One of the potential hazards of living through a crisis such as this is that fear is rife.  When vast quantities of fear are being pumped out into the atmosphere, it spreads like wildfire. So many of your fee-earners will be experiencing heightened levels of fear, whether they continue to work or are being furloughed. . It’s even trickier if they are constantly being bombarded by clients who are often feeling very emotional themselves. This means that they may feel more stressed than normal or even overwhelmed. 
And, if you are feeling fearful yourself, it is likely to lead to decision-making and behaviours that are fear-based, which means that you run the risk of damaging your business, not to mention staff morale.

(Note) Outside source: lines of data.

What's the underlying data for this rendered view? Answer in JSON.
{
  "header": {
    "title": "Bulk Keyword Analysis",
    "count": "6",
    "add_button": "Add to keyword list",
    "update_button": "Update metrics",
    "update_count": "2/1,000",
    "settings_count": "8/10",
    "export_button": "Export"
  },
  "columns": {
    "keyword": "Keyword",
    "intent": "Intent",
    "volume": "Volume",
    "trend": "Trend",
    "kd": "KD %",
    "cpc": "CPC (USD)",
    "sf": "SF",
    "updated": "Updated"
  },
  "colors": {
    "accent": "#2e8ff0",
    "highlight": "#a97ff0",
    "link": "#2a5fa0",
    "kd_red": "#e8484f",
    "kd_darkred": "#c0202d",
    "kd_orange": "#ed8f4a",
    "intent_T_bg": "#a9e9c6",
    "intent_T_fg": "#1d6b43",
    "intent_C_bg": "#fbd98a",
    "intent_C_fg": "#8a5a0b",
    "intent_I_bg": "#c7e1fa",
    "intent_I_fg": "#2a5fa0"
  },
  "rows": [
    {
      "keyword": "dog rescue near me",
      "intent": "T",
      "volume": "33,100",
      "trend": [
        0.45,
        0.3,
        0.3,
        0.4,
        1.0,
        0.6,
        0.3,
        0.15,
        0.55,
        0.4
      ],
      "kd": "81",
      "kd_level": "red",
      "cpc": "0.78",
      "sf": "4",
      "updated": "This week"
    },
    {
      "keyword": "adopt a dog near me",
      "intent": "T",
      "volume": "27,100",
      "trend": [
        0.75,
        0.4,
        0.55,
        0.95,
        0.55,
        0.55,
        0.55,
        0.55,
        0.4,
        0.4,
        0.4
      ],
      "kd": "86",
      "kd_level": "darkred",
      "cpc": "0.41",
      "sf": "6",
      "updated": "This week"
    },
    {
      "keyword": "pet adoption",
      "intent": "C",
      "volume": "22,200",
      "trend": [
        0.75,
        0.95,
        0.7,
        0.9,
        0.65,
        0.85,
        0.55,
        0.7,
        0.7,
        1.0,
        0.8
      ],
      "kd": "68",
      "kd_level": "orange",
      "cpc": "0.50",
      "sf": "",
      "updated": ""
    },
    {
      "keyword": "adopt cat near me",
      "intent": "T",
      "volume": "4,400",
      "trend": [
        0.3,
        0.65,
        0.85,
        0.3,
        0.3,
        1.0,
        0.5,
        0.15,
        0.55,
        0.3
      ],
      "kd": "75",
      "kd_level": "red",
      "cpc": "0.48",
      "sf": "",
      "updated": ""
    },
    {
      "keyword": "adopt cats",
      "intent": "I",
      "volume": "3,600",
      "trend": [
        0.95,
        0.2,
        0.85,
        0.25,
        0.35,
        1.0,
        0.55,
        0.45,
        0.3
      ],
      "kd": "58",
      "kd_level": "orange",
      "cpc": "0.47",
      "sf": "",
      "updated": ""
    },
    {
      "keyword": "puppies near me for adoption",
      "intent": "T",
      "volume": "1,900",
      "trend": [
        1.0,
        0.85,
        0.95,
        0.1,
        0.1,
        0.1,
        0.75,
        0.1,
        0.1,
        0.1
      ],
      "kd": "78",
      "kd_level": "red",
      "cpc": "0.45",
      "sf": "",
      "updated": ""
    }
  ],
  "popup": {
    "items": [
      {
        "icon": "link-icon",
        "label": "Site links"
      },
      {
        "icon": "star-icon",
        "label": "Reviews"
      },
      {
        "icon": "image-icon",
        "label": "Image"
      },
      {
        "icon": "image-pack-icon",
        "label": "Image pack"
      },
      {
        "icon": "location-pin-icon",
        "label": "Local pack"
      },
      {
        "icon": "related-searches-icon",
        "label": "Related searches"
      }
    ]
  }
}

In addition, if you as the decision-maker is fearful, then it’s more than probable that you will transmit this to your staff.
So what can you do to mitigate these circumstances?  First of all, it’s important that you:
1) Take time to take care of yourself! Remember the analogy of putting your oxygen mask on first! 
2) Make a conscious effort to get up from your desk every couple of hours and move around. 
3) Take some deep breaths, preferably in the fresh air, and as you exhale, make a noise of release. 
4) Make time for exercise and social activities, even if they are remote! 
5) Take time to reflect on how you feel.  This will enable you not only to understand yourself better but also deepen your ability to understand others.
6) Acknowledge your feelings and accept them. Resistance gives them more power; acceptance helps them dissipate. By doing this, you will also be able to help others do the same.
7) Come back to the present moment.  Stay cool, calm and collected, as much as possible.
8) Think things through carefully and then make rational decisions, without procrastinating, based on logic and the facts you have available at the time, not fear.
9) Ensure regular communication with staff (whether they are working or furloughed) to keep them up-dated, engaged and feeling valued. Show them you genuinely care!
10) Foster an atmosphere of openness and encourage staff to speak up if they need help, without fear of being judged.
11) Ask for suggestions from your staff.  They will help guide you.
Of course all of the above points can be shared with staff for them to implement too.  Now is the time when we all need to take responsibility for ourselves and, if in a position to do so, help others do the same. Self-care and the care of your staff is not a luxury; it’s an even greater necessity now than ever before. Finally, you may wish to consider using this time as an opportunity to bring in remote training to your fee-earners or on-line motivational talks to uplift and inspire staff.